What this task involves
Wherever a line in the material contains the word "glyph", copy that line.

Start of Provided information

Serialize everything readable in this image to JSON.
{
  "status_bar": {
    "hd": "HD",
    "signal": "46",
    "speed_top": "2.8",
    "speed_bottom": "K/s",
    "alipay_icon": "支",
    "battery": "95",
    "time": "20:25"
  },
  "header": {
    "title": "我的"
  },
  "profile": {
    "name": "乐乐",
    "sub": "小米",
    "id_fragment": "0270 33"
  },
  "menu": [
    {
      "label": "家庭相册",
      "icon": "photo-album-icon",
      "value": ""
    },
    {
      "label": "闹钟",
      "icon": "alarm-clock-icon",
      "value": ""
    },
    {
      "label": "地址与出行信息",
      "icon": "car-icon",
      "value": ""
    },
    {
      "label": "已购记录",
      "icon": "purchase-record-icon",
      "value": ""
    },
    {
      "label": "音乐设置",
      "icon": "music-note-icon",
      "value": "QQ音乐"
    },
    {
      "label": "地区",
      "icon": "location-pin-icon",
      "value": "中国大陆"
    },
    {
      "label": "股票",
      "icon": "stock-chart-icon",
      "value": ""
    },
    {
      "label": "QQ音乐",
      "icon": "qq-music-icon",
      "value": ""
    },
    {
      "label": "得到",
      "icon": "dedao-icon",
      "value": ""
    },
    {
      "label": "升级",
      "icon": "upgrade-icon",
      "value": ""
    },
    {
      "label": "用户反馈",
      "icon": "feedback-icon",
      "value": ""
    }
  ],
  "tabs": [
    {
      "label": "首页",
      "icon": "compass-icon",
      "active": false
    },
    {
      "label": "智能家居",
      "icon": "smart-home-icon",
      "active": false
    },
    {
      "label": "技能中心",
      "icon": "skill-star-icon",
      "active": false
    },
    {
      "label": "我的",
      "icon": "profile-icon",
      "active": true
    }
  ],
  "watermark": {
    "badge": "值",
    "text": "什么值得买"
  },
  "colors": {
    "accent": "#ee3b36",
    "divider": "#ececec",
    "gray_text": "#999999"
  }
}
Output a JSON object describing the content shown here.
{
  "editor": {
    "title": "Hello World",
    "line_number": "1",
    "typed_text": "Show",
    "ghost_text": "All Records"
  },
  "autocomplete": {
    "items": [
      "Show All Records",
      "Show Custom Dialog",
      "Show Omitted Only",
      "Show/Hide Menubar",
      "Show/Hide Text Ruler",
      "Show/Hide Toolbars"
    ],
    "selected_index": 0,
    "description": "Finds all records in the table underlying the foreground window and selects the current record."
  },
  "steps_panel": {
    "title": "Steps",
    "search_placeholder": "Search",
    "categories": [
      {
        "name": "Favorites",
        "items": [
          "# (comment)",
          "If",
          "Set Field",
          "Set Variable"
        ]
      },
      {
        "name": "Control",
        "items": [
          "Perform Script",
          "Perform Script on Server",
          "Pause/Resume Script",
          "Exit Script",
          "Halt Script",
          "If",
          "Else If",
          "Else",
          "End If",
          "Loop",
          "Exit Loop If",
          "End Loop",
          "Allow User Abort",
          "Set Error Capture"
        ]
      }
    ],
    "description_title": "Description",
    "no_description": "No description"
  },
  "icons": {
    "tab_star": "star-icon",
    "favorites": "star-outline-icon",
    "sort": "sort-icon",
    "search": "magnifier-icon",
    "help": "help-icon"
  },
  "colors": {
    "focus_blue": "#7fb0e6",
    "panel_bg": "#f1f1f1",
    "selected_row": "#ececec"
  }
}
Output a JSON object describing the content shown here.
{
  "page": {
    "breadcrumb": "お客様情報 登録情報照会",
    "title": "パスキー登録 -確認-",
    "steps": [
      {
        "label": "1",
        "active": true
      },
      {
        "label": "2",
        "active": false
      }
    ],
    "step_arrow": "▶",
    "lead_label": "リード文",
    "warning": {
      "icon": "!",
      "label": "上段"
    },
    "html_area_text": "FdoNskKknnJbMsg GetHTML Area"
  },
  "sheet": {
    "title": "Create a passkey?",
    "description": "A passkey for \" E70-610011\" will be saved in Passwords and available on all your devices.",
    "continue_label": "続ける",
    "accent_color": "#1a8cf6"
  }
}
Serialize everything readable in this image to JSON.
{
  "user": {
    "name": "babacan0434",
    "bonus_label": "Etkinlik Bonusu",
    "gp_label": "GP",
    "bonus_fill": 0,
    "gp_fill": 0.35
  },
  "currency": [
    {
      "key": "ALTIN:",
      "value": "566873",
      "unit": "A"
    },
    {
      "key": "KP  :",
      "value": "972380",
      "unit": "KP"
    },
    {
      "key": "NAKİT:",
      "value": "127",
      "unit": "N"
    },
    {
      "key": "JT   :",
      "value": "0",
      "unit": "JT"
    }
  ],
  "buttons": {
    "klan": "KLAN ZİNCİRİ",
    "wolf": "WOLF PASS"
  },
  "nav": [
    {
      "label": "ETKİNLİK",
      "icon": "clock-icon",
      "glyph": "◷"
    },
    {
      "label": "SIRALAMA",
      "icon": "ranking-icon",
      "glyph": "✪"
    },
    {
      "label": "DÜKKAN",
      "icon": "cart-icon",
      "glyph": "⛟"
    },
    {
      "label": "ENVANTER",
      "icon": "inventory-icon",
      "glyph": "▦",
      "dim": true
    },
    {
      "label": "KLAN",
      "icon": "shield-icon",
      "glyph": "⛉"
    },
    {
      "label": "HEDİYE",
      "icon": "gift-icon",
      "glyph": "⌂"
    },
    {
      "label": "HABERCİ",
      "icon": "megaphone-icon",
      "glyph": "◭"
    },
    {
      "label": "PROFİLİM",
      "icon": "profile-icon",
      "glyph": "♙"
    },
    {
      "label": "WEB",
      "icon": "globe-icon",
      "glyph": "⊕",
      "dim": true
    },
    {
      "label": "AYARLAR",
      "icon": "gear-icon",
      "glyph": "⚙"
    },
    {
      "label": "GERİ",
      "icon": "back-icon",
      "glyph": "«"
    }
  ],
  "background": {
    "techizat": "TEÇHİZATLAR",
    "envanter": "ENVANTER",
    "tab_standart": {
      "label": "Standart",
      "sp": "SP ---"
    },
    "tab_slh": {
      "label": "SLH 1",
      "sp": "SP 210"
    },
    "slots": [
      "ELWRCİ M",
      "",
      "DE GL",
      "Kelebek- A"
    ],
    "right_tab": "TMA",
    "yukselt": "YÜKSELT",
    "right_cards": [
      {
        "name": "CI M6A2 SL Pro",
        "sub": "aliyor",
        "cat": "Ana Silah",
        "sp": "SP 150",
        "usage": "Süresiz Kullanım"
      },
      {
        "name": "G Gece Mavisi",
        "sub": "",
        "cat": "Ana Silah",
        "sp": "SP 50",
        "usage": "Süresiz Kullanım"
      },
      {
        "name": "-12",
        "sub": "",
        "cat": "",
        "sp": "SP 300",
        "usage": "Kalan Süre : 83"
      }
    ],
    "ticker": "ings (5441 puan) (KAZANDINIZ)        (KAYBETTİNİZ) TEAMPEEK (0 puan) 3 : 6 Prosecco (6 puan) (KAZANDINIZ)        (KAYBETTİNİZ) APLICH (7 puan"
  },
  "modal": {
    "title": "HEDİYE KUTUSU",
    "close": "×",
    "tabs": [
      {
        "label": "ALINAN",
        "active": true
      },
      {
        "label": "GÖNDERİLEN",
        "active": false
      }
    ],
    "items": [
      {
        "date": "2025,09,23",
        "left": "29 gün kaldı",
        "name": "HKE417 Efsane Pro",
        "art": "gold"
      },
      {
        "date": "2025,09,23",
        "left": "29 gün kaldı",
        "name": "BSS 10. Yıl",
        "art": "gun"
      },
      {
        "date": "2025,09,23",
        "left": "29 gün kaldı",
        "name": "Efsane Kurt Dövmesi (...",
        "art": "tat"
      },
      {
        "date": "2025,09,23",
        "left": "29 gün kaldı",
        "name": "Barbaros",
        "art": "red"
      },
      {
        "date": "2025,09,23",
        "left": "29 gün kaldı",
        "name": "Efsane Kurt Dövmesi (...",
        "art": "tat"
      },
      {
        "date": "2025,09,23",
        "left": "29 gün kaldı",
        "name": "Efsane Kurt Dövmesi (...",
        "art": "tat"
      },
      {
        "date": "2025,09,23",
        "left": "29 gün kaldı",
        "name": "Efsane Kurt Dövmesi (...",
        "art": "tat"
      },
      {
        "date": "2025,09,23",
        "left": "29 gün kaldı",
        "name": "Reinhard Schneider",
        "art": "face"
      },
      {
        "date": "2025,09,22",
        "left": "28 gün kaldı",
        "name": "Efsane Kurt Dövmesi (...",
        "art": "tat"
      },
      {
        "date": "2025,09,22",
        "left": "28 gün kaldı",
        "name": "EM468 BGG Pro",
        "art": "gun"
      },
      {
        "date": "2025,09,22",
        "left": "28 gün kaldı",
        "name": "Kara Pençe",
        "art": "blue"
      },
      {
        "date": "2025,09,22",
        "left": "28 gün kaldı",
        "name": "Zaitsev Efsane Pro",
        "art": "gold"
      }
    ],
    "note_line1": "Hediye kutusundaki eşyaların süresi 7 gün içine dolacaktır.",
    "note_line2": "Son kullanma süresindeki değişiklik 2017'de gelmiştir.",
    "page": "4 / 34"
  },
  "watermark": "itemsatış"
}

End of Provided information

Task response
      "glyph": "◷"
      "glyph": "✪"
      "glyph": "⛟"
      "glyph": "▦",
      "glyph": "⛉"
      "glyph": "⌂"
      "glyph": "◭"
      "glyph": "♙"
      "glyph": "⊕",
      "glyph": "⚙"
      "glyph": "«"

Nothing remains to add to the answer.